_DATA SHOWN_
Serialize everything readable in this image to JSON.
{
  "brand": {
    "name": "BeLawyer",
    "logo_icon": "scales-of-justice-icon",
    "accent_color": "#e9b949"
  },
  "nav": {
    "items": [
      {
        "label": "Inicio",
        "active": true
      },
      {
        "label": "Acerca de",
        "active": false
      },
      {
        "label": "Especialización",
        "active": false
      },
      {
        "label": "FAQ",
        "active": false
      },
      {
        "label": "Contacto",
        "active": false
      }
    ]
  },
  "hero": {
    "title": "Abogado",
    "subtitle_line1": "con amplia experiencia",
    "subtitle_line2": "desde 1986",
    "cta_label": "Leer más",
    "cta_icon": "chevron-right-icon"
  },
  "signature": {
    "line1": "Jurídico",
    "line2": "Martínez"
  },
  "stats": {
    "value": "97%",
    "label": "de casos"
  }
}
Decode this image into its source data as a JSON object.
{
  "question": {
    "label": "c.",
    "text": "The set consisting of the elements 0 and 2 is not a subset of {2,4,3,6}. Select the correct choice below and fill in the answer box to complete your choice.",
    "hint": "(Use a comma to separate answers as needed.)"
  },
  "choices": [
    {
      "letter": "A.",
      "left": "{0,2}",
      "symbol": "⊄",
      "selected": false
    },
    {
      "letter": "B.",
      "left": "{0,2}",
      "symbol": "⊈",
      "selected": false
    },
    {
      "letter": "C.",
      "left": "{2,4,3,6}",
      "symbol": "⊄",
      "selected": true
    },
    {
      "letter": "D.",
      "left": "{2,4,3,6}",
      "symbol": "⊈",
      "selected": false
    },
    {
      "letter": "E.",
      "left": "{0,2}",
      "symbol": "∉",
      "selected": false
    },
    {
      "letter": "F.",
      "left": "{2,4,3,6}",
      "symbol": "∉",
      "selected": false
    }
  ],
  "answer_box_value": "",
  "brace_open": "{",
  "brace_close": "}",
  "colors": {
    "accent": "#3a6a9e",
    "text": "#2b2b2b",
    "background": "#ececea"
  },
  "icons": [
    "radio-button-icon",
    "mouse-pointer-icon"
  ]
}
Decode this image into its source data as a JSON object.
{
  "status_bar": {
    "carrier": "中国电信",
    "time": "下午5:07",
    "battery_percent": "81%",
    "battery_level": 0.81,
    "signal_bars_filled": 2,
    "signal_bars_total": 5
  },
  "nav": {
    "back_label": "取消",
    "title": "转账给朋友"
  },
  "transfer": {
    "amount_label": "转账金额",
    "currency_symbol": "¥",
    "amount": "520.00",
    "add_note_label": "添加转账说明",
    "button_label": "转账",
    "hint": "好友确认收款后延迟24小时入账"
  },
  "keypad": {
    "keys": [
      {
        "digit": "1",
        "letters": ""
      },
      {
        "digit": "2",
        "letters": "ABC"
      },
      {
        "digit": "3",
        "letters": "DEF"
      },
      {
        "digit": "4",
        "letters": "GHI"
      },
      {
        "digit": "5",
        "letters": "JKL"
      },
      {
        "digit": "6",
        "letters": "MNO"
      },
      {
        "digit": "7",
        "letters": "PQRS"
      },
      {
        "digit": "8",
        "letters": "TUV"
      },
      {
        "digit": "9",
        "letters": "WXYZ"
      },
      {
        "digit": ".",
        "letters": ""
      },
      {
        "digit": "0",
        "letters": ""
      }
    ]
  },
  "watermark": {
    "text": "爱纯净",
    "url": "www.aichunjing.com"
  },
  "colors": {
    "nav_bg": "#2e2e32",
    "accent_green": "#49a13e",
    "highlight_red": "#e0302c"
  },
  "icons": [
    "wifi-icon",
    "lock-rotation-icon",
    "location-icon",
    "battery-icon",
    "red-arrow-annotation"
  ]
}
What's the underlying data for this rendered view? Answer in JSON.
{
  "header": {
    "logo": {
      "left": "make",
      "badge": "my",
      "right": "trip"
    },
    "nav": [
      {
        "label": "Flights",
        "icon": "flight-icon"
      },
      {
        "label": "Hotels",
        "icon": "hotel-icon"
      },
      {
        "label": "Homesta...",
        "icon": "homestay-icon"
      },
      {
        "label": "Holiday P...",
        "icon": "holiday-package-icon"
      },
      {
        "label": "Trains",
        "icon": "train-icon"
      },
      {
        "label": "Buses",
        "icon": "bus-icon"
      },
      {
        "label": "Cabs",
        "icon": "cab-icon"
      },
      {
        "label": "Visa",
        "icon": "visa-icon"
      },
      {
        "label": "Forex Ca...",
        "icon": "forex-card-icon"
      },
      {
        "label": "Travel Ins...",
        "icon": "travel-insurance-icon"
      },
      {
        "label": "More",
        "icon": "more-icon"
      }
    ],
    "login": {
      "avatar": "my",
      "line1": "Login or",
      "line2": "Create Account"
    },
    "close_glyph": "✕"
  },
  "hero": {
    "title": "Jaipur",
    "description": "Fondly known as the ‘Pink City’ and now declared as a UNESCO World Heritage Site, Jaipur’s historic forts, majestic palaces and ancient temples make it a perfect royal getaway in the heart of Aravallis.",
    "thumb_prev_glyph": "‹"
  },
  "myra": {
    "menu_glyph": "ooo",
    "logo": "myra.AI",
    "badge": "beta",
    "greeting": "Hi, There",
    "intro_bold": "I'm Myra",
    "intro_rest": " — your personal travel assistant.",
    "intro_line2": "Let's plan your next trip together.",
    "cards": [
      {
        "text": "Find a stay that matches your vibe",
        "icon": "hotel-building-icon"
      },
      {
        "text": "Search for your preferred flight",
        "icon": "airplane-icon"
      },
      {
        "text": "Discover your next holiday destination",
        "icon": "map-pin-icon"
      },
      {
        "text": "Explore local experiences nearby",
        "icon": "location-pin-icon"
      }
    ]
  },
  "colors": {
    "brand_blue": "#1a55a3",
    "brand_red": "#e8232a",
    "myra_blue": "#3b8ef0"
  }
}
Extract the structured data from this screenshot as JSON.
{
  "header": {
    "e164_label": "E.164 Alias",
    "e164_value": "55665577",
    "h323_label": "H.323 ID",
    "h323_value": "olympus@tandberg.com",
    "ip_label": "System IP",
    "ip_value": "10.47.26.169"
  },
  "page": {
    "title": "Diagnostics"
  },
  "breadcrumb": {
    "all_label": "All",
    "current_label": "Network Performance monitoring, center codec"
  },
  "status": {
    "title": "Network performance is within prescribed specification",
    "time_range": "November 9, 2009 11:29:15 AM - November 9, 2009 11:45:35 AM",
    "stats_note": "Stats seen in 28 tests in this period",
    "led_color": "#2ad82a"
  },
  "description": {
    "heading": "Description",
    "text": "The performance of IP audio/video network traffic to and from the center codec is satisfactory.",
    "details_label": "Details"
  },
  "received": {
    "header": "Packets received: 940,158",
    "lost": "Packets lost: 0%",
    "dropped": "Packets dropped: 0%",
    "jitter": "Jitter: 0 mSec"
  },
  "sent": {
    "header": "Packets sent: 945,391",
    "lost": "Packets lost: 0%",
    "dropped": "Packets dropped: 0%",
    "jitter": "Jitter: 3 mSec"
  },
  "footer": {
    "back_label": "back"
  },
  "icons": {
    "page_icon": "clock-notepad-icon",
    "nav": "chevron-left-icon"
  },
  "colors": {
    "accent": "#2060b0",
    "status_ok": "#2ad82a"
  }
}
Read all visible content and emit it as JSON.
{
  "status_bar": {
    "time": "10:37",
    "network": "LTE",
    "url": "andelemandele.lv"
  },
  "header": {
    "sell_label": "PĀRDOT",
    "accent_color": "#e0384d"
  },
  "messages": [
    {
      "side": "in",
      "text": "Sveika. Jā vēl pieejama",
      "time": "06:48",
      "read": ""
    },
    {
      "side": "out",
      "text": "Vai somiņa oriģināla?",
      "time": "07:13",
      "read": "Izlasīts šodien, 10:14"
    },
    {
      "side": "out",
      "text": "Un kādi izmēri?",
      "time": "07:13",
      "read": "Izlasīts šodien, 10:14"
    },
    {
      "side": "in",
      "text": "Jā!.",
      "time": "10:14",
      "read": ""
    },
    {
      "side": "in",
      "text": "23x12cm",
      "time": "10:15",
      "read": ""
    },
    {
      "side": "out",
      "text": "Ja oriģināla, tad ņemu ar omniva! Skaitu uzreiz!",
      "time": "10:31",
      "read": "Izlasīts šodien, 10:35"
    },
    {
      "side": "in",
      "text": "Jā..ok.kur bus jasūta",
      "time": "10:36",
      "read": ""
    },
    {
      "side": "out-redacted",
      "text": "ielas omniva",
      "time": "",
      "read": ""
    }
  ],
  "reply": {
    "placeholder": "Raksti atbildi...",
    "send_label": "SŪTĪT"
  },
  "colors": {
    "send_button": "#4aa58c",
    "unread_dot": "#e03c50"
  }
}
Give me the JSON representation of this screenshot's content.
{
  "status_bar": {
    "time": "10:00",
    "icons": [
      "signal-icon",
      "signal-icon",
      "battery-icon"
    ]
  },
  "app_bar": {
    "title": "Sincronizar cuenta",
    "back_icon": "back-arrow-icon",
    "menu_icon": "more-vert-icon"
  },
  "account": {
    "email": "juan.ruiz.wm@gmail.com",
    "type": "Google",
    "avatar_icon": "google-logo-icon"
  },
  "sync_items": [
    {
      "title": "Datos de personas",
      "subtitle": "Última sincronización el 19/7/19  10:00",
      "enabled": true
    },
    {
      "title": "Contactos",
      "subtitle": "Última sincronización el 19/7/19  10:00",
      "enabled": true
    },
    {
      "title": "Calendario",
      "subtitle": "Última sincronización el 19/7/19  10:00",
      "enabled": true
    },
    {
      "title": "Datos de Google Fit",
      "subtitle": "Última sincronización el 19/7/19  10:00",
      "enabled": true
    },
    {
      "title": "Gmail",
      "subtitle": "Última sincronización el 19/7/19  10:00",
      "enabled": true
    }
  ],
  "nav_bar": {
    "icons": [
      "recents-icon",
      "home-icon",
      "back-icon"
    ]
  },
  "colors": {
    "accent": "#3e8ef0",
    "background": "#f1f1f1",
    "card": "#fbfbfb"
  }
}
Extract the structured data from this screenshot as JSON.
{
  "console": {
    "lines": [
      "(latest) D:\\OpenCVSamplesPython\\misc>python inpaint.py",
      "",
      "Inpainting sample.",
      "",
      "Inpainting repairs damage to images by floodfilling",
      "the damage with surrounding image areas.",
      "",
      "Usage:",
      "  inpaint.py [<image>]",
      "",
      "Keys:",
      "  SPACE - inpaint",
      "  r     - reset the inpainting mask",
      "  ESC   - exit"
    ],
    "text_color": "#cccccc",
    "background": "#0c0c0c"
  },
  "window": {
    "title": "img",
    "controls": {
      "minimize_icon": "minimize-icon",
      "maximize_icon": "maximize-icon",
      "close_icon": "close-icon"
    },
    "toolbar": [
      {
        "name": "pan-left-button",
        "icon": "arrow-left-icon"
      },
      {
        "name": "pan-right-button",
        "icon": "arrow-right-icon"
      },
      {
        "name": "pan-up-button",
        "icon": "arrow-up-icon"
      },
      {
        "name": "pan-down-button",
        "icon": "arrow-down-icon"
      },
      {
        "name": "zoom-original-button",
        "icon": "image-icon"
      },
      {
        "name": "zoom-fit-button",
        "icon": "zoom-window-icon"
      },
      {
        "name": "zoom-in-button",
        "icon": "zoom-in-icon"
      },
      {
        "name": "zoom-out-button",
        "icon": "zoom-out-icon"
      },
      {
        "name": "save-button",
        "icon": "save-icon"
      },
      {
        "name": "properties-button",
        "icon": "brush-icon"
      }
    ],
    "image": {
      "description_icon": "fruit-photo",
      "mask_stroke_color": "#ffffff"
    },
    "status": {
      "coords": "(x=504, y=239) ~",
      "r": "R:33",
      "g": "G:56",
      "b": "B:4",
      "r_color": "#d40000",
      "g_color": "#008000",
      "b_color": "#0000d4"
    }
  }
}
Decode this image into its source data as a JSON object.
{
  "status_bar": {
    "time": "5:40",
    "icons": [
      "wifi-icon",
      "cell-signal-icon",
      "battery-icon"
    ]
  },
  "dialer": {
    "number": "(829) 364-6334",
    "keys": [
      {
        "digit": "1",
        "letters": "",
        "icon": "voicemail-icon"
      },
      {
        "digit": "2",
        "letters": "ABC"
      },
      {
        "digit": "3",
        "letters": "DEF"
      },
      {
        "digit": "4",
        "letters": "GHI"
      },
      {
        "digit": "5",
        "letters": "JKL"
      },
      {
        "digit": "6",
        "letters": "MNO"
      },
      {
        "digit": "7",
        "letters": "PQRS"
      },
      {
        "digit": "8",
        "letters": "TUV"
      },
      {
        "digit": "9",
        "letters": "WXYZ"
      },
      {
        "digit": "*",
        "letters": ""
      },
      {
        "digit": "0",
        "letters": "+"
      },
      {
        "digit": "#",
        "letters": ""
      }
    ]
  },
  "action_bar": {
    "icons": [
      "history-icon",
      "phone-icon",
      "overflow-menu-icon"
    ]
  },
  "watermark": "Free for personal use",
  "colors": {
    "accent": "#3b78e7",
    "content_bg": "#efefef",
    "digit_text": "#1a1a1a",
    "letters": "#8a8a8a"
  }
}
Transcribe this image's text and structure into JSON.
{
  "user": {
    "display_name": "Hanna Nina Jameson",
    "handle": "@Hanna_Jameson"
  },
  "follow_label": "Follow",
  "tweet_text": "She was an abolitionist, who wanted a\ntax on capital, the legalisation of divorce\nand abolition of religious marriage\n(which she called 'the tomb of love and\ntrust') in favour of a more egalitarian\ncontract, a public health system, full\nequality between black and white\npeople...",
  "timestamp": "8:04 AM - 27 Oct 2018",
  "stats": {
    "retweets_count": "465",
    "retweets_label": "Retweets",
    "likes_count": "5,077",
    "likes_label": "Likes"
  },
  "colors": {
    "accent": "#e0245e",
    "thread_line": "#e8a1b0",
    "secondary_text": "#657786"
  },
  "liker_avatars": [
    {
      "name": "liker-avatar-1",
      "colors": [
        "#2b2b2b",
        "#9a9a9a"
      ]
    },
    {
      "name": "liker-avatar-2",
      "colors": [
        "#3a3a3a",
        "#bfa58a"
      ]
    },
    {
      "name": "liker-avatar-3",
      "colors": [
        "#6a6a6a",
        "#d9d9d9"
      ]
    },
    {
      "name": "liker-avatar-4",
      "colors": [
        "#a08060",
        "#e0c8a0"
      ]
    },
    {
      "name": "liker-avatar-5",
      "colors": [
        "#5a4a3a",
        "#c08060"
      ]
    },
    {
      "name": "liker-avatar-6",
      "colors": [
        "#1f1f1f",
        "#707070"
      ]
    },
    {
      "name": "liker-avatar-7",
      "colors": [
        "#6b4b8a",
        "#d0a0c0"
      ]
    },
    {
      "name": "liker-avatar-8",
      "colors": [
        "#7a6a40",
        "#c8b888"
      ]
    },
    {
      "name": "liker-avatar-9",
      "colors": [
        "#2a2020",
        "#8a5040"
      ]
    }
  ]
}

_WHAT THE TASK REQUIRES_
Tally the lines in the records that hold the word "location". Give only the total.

_EXERCISE RESPONSE_
2